But The Children’s Society and Children’s Mental Health Week has revealed a lot of information I had no idea about, especially around the way girls feel about their appearance.
Self image has been a buzzword over the years with teenagers and young adults sometimes going to extreme lengths to exude society’s idea of body perfection.
For South Asians and even West Indians, there is a huge amount of pressure on our physical appearance as well as the need to be ‘successful.’
Right from the start we face scrutiny over our skin complexion – something we have no control over. You’re fine if you’re fair skinned or a glowing golden brown. But the crazy belief that darker skin makes you less attractive and undesirable is absolute crap.
This whole idea among South Asians goes back to the caste system in India where lighter skin was associated with greater intelligence, greater status and privilege. This is down to institutions that connect whiteness with power and status. The fact that this ideology has taken root is no surprise given British colonialism, which reinforced this hierarchy. It’s part of the reason why today skin lightening products adorn the shelves of ethnic beauty shops and why over 233 tonnes of skin-whitening and bleaching products are consumed each year.
Even if someone doesn’t place lighter skin on a pedestal, it’s still interesting to see these old attitudes subtly come out through conversation.
It makes me so angry that this kind of inter-ethnic discrimination exists but even more so, it’s the first brush young girls have with doubting their beauty and their worth.
If we then add the everyday pressures about weight and body shape into the mix, I’m not surprised that some girls find it hard to be comfortable in their own skin.
The comments I would get around my complexion usually came from family and family friends. I suppose my complexion overall is seen to be acceptable so these comments typically came after a holiday where I had enjoyed basking in the sun.
“Gosh, you got so dark!” They would say. As though my sun kissed skin was disgusting.
After a while I did everything I could to avoid getting a tan. I started to think it would just be easier to not hear tactless comments rather than enjoy myself on holiday.
Without even realising it, I had let that rhetoric affect me. No one thought any less about my intelligence or anything, but my appearance was definitely a topic of conversation. It took a while, but I managed to filter out all the comments and let those who wanted to talk about something as superficial as a tan know how narrow minded it was.

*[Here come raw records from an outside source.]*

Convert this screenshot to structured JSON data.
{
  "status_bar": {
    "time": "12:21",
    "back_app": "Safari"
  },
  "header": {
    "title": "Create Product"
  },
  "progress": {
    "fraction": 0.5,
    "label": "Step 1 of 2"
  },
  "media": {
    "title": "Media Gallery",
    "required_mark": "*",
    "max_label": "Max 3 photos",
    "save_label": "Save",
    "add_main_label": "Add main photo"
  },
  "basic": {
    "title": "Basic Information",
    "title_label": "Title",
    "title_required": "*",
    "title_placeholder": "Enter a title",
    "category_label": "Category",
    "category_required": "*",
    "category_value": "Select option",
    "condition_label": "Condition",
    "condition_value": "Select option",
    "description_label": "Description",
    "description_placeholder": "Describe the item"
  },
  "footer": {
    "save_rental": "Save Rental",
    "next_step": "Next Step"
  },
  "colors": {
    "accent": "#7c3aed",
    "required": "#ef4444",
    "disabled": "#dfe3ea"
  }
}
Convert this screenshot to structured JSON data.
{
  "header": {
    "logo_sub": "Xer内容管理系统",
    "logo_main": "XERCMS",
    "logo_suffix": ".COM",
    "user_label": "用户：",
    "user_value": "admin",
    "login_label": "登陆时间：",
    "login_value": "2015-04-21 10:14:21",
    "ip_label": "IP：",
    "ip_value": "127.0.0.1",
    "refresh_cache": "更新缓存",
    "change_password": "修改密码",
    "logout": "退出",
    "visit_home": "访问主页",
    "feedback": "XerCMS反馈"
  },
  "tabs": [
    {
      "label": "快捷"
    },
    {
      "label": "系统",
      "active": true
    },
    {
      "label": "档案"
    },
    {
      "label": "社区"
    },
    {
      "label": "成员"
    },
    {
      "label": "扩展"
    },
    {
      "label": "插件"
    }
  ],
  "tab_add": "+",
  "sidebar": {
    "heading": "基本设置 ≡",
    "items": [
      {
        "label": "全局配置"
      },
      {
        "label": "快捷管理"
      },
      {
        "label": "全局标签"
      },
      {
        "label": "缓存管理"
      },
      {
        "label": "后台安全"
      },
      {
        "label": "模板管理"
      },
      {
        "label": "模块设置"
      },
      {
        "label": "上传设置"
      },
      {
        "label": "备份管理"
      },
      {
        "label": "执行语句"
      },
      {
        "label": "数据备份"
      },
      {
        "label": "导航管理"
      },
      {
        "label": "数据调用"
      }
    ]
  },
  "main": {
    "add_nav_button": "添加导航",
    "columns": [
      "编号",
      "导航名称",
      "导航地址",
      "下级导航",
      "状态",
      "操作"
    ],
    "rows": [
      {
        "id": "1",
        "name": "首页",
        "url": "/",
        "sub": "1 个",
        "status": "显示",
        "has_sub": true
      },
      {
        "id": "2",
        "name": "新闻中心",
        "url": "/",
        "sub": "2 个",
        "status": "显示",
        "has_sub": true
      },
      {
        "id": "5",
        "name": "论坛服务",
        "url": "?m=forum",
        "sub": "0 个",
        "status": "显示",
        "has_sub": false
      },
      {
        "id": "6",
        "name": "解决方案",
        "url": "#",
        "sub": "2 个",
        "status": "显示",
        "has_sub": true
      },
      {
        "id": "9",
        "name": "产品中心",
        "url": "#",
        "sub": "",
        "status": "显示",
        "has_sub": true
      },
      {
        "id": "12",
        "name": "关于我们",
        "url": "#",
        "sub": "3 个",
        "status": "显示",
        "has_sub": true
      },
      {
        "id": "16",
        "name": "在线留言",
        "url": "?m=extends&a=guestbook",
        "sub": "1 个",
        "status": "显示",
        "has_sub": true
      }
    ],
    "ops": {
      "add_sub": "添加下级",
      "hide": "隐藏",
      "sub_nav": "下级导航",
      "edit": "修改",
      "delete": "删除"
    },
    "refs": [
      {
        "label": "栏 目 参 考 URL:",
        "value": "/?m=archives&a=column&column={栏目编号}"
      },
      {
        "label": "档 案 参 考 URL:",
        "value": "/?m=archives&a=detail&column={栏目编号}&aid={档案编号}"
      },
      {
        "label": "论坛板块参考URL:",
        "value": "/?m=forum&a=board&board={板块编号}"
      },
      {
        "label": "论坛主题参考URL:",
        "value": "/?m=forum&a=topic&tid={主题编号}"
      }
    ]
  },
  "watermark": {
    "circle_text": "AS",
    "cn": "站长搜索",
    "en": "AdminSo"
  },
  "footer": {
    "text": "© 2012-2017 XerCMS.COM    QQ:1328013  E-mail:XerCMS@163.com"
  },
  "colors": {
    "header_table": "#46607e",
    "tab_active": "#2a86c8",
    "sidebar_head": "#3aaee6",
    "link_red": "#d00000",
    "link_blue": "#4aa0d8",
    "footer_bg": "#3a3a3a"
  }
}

Curves for days
Another difficult hurdle to overcome was in secondary school where my body decided to develop that little bit faster than other teenage girls. I had meat on my thighs, wider hips and a bigger bust all at 15. I never honestly thought I looked too different from other people, until gym class when another girl decided to comment on how big my bust was. I never viewed them in a negative way, or at all, but in that instant, I almost felt embarrassed to have them. I wanted to see what I could do to make them smaller and less prominent. From that point I hated gym, I was less inclined to play sports all because I thought other girls would point out how abnormally large my knockers were!
Looking back it’s so silly to even be affected by someone’s mindless words – I absolutely love my boobs now. However in that moment, you can’t help but feel as though you’re under attack and your confidence gets knocked along the way.
It’s a horrible feeling and especially now where social media can breed cyberbullying, it can be hard to disconnect and block out all the ignorance.
Everyone has some aspect of themselves that they’re not happy with or would like to change – even the bullies. But it’s far easier to project their insecurities on to others and deflect what’s actually making them unhappy.
It’s unfair as their victims who may not have had any body image issues soon develop a dislike for themselves in a really unhealthy way.
Are social networks and the media to blame?
The short answer to the question above is yes, partially. They both play such a role in influencing us, most people don’t even realise it. Not only do we see a life of perfection posted across people’s social media, but pop culture has become such a staple part of our news agenda that celebrity movements are more important than atrocities happening around the world.
The Office for National Statistics have even said in separate research that girls are likely to spend extended periods of time on social media. This has been linked to a higher risk of mental ill-health and I can see why. In between curators crafting this idea of the perfect lifestyle that’s just unattainable for some, and celebrities pushing merchandise that’s beyond our reach, young girls can feel a certain pressure to conform or force being the odd one out.
There are a number of ways to better use social media that can have a positive impact on your mental health though. Join twitter chats, network and use social media as a source of knowledge. These are ways that you can stimulate your mind and help your mental health.
Schools also have a responsibility to ensure that the emotional and mental wellbeing of all students are upheld, which is why The Children’s Society is calling on the government to make a change. Intercepting negative thoughts at an early stage can make the world of a difference to a young person as they go through various milestones and experiences.
After all, that generation will be the next wave of teachers, doctors and innovators. How can we expect them to make confident strides professionally if they lack confidence personally?